Over the last few decades disability studies has emerged not only as a discipline in itself but also as a catalyst for cultural disability studies and Disability Studies in Education. In this book the three areas become united in a new field that recognises education as a discourse between tutors and students who explore representations of disability on the levels of everything from academic disciplines and knowledge to language and theory; from received understandings and social attitudes to narrative and characterisation.
Moving from late nineteenth to early twenty-first-century representations, this book combines disability studies with aesthetics, film studies, Holocaust studies, gender studies, happiness studies, popular music studies, humour studies, and media studies. In so doing it encourages discussion around representations of disability in drama, novels, films, autobiography, short stories, music videos, sitcoms, and advertising campaigns. Discussions are underpinned by the tripartite model of disability and so disrupt one-dimensional representations.
Cultural Disability Studies in Education encourages educators and students to engage with disability as an isolating, hurtful, and joyful experience that merits multiple levels of representation and offers true potential for a non-normative social aesthetic.
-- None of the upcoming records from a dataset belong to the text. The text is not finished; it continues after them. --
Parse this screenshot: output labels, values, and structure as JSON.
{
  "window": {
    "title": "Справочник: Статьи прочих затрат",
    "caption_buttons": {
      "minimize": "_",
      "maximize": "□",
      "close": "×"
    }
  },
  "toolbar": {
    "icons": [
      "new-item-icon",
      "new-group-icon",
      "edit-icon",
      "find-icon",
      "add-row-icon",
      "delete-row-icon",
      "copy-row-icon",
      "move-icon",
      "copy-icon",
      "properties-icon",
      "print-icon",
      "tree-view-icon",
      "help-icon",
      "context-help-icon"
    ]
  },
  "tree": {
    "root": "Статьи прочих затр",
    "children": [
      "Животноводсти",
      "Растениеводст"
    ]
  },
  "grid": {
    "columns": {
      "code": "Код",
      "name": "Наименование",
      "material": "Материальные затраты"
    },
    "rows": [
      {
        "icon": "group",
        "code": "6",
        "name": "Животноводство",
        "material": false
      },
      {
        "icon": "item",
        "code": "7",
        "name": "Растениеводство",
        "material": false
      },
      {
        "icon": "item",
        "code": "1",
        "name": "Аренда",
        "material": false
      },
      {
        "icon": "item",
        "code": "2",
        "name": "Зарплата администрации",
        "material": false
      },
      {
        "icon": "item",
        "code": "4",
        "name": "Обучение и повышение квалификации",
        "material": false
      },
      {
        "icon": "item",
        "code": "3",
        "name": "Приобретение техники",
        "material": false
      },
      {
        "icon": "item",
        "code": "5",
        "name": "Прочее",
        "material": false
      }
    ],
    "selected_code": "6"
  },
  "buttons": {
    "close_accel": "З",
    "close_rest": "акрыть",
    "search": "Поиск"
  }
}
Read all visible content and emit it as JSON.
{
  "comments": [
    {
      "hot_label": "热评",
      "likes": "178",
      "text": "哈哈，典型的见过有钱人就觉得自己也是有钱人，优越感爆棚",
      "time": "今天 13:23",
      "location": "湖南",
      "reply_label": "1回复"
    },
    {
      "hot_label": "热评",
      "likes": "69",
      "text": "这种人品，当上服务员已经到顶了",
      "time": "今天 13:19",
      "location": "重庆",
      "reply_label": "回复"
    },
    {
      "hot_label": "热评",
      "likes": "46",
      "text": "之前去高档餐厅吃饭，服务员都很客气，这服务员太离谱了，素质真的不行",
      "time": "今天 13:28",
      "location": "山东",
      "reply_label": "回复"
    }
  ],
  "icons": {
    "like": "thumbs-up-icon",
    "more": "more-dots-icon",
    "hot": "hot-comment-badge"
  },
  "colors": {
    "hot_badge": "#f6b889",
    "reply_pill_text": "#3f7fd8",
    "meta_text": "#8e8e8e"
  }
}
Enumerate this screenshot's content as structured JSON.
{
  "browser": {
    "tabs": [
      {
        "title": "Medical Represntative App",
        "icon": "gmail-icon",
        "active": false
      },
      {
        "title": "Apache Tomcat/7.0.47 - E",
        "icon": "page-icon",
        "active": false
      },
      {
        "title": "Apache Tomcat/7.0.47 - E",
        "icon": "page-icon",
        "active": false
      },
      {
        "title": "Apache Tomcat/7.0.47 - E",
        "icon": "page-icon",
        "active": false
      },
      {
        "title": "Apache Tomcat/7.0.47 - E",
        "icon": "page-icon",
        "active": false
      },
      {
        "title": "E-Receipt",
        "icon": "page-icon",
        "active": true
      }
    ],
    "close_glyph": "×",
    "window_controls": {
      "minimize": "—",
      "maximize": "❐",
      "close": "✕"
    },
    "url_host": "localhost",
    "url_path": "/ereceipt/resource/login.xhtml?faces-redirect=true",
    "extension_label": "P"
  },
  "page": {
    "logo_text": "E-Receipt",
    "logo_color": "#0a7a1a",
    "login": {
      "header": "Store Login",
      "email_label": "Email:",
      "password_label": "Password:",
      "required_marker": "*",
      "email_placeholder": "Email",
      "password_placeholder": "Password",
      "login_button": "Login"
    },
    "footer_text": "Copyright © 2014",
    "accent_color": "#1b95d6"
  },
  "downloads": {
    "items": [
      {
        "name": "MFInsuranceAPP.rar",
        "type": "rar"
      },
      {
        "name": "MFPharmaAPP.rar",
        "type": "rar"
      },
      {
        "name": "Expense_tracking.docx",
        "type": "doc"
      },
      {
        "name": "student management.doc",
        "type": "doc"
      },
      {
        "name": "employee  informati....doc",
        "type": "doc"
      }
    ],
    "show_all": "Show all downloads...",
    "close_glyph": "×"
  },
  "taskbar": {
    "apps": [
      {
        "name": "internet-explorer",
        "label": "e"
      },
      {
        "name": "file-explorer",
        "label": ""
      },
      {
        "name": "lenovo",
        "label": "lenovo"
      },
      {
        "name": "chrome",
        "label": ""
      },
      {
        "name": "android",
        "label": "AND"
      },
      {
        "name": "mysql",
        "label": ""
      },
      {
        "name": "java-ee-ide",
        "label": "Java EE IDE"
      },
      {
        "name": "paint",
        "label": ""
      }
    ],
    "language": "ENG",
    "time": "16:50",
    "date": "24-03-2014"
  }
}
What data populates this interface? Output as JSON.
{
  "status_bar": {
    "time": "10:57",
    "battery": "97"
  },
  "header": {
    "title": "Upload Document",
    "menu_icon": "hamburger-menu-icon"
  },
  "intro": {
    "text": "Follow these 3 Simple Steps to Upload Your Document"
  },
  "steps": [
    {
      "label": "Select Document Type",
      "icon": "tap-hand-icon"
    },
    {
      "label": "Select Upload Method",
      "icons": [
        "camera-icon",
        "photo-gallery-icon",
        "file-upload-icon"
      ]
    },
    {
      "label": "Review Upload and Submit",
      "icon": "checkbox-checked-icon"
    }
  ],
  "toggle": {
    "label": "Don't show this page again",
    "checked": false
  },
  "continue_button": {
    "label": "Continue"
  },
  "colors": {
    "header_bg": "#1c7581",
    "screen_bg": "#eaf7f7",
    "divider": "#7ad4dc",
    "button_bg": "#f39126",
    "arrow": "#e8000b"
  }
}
It will be required reading for all scholars and students of disability studies, cultural disability studies, Disability Studies in Education, sociology, and cultural studies.